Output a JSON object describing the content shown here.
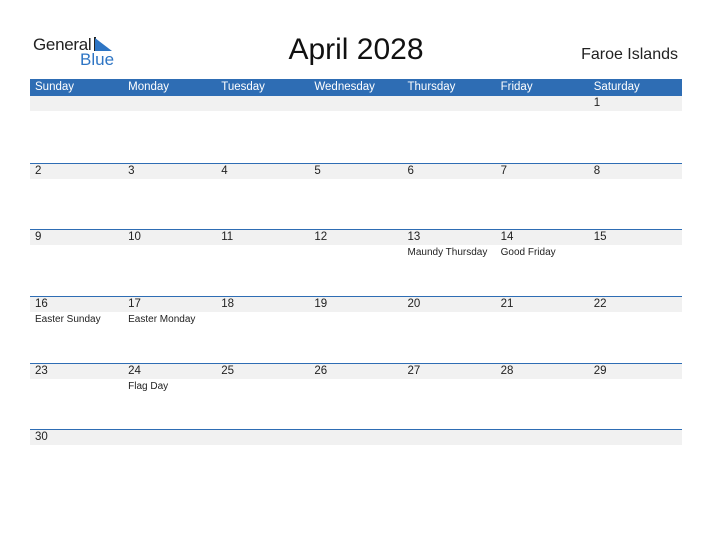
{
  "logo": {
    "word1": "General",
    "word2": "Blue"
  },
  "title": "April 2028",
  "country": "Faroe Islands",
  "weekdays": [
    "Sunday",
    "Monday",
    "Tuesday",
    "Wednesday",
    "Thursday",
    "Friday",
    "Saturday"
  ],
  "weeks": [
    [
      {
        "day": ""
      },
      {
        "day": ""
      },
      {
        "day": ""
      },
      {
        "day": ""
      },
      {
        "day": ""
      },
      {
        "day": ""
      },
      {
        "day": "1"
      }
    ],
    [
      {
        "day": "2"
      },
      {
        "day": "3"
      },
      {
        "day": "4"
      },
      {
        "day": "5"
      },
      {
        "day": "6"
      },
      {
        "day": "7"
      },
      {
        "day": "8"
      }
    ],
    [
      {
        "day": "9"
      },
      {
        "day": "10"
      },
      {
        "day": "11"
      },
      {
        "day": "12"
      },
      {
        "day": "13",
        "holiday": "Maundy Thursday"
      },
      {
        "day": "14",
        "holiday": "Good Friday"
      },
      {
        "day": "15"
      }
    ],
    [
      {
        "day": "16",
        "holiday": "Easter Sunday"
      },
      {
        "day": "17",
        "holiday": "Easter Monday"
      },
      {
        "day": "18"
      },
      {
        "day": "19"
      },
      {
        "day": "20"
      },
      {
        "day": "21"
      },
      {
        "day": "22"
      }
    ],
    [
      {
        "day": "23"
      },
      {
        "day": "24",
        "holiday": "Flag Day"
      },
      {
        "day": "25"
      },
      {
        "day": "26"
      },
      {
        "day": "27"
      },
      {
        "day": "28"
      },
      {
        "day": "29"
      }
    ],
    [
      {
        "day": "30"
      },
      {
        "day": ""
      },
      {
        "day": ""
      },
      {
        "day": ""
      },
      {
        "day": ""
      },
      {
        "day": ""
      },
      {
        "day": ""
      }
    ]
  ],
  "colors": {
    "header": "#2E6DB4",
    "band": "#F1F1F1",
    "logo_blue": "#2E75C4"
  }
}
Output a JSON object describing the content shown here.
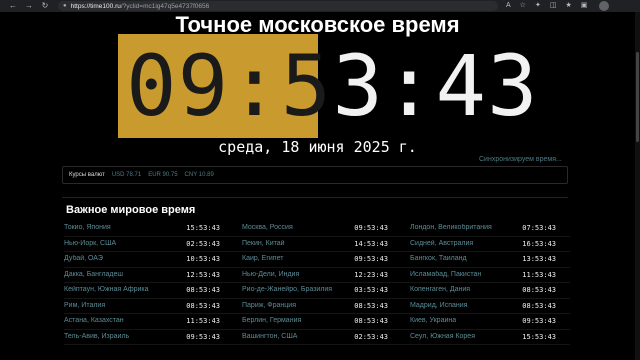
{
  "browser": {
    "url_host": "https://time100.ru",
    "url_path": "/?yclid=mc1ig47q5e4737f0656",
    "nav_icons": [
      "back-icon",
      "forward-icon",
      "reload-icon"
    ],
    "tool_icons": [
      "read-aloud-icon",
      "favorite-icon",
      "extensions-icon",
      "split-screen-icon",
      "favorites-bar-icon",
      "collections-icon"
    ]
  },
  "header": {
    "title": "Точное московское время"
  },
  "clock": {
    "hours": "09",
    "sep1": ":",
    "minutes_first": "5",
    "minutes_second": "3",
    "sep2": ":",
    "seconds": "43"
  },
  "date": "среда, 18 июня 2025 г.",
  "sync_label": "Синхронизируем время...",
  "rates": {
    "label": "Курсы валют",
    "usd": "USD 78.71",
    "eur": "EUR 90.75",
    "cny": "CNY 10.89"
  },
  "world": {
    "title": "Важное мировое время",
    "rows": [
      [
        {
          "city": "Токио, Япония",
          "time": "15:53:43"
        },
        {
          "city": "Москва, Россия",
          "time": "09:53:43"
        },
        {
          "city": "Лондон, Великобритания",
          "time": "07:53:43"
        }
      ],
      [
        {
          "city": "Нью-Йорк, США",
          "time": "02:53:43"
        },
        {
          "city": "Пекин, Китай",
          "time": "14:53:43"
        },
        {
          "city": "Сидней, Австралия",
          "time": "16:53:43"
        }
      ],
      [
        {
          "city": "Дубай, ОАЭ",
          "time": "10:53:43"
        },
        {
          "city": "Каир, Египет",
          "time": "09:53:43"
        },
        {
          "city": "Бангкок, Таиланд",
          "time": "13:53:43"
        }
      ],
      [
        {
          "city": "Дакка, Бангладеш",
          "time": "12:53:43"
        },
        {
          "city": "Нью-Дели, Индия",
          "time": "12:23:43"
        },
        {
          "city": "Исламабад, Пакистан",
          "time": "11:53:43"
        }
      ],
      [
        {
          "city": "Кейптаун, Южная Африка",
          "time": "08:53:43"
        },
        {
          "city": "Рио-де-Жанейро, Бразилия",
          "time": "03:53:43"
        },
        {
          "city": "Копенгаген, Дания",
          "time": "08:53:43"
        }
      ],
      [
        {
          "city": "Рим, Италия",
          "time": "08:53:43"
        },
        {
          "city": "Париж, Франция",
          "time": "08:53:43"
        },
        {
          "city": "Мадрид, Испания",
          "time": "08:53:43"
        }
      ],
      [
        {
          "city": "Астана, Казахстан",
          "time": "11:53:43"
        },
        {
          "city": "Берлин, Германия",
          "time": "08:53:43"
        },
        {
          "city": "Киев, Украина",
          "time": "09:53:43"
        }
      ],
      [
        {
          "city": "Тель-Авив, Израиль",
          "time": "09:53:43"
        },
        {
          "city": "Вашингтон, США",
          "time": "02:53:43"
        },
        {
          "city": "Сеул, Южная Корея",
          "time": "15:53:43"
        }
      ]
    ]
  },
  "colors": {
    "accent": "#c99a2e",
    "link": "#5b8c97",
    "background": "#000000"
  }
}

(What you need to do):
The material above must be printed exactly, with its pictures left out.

(Answer section):
Output a JSON object describing the content shown here.
{
  "logo": {
    "word1": "General",
    "word2": "Blue"
  },
  "title": "April 2028",
  "country": "Faroe Islands",
  "weekdays": [
    "Sunday",
    "Monday",
    "Tuesday",
    "Wednesday",
    "Thursday",
    "Friday",
    "Saturday"
  ],
  "weeks": [
    [
      {
        "day": ""
      },
      {
        "day": ""
      },
      {
        "day": ""
      },
      {
        "day": ""
      },
      {
        "day": ""
      },
      {
        "day": ""
      },
      {
        "day": "1"
      }
    ],
    [
      {
        "day": "2"
      },
      {
        "day": "3"
      },
      {
        "day": "4"
      },
      {
        "day": "5"
      },
      {
        "day": "6"
      },
      {
        "day": "7"
      },
      {
        "day": "8"
      }
    ],
    [
      {
        "day": "9"
      },
      {
        "day": "10"
      },
      {
        "day": "11"
      },
      {
        "day": "12"
      },
      {
        "day": "13",
        "holiday": "Maundy Thursday"
      },
      {
        "day": "14",
        "holiday": "Good Friday"
      },
      {
        "day": "15"
      }
    ],
    [
      {
        "day": "16",
        "holiday": "Easter Sunday"
      },
      {
        "day": "17",
        "holiday": "Easter Monday"
      },
      {
        "day": "18"
      },
      {
        "day": "19"
      },
      {
        "day": "20"
      },
      {
        "day": "21"
      },
      {
        "day": "22"
      }
    ],
    [
      {
        "day": "23"
      },
      {
        "day": "24",
        "holiday": "Flag Day"
      },
      {
        "day": "25"
      },
      {
        "day": "26"
      },
      {
        "day": "27"
      },
      {
        "day": "28"
      },
      {
        "day": "29"
      }
    ],
    [
      {
        "day": "30"
      },
      {
        "day": ""
      },
      {
        "day": ""
      },
      {
        "day": ""
      },
      {
        "day": ""
      },
      {
        "day": ""
      },
      {
        "day": ""
      }
    ]
  ],
  "colors": {
    "header": "#2E6DB4",
    "band": "#F1F1F1",
    "logo_blue": "#2E75C4"
  }
}
Output a JSON object describing the content shown here.
{
  "browser": {
    "url_host": "https://time100.ru",
    "url_path": "/?yclid=mc1ig47q5e4737f0656",
    "nav_icons": [
      "back-icon",
      "forward-icon",
      "reload-icon"
    ],
    "tool_icons": [
      "read-aloud-icon",
      "favorite-icon",
      "extensions-icon",
      "split-screen-icon",
      "favorites-bar-icon",
      "collections-icon"
    ]
  },
  "header": {
    "title": "Точное московское время"
  },
  "clock": {
    "hours": "09",
    "sep1": ":",
    "minutes_first": "5",
    "minutes_second": "3",
    "sep2": ":",
    "seconds": "43"
  },
  "date": "среда, 18 июня 2025 г.",
  "sync_label": "Синхронизируем время...",
  "rates": {
    "label": "Курсы валют",
    "usd": "USD 78.71",
    "eur": "EUR 90.75",
    "cny": "CNY 10.89"
  },
  "world": {
    "title": "Важное мировое время",
    "rows": [
      [
        {
          "city": "Токио, Япония",
          "time": "15:53:43"
        },
        {
          "city": "Москва, Россия",
          "time": "09:53:43"
        },
        {
          "city": "Лондон, Великобритания",
          "time": "07:53:43"
        }
      ],
      [
        {
          "city": "Нью-Йорк, США",
          "time": "02:53:43"
        },
        {
          "city": "Пекин, Китай",
          "time": "14:53:43"
        },
        {
          "city": "Сидней, Австралия",
          "time": "16:53:43"
        }
      ],
      [
        {
          "city": "Дубай, ОАЭ",
          "time": "10:53:43"
        },
        {
          "city": "Каир, Египет",
          "time": "09:53:43"
        },
        {
          "city": "Бангкок, Таиланд",
          "time": "13:53:43"
        }
      ],
      [
        {
          "city": "Дакка, Бангладеш",
          "time": "12:53:43"
        },
        {
          "city": "Нью-Дели, Индия",
          "time": "12:23:43"
        },
        {
          "city": "Исламабад, Пакистан",
          "time": "11:53:43"
        }
      ],
      [
        {
          "city": "Кейптаун, Южная Африка",
          "time": "08:53:43"
        },
        {
          "city": "Рио-де-Жанейро, Бразилия",
          "time": "03:53:43"
        },
        {
          "city": "Копенгаген, Дания",
          "time": "08:53:43"
        }
      ],
      [
        {
          "city": "Рим, Италия",
          "time": "08:53:43"
        },
        {
          "city": "Париж, Франция",
          "time": "08:53:43"
        },
        {
          "city": "Мадрид, Испания",
          "time": "08:53:43"
        }
      ],
      [
        {
          "city": "Астана, Казахстан",
          "time": "11:53:43"
        },
        {
          "city": "Берлин, Германия",
          "time": "08:53:43"
        },
        {
          "city": "Киев, Украина",
          "time": "09:53:43"
        }
      ],
      [
        {
          "city": "Тель-Авив, Израиль",
          "time": "09:53:43"
        },
        {
          "city": "Вашингтон, США",
          "time": "02:53:43"
        },
        {
          "city": "Сеул, Южная Корея",
          "time": "15:53:43"
        }
      ]
    ]
  },
  "colors": {
    "accent": "#c99a2e",
    "link": "#5b8c97",
    "background": "#000000"
  }
}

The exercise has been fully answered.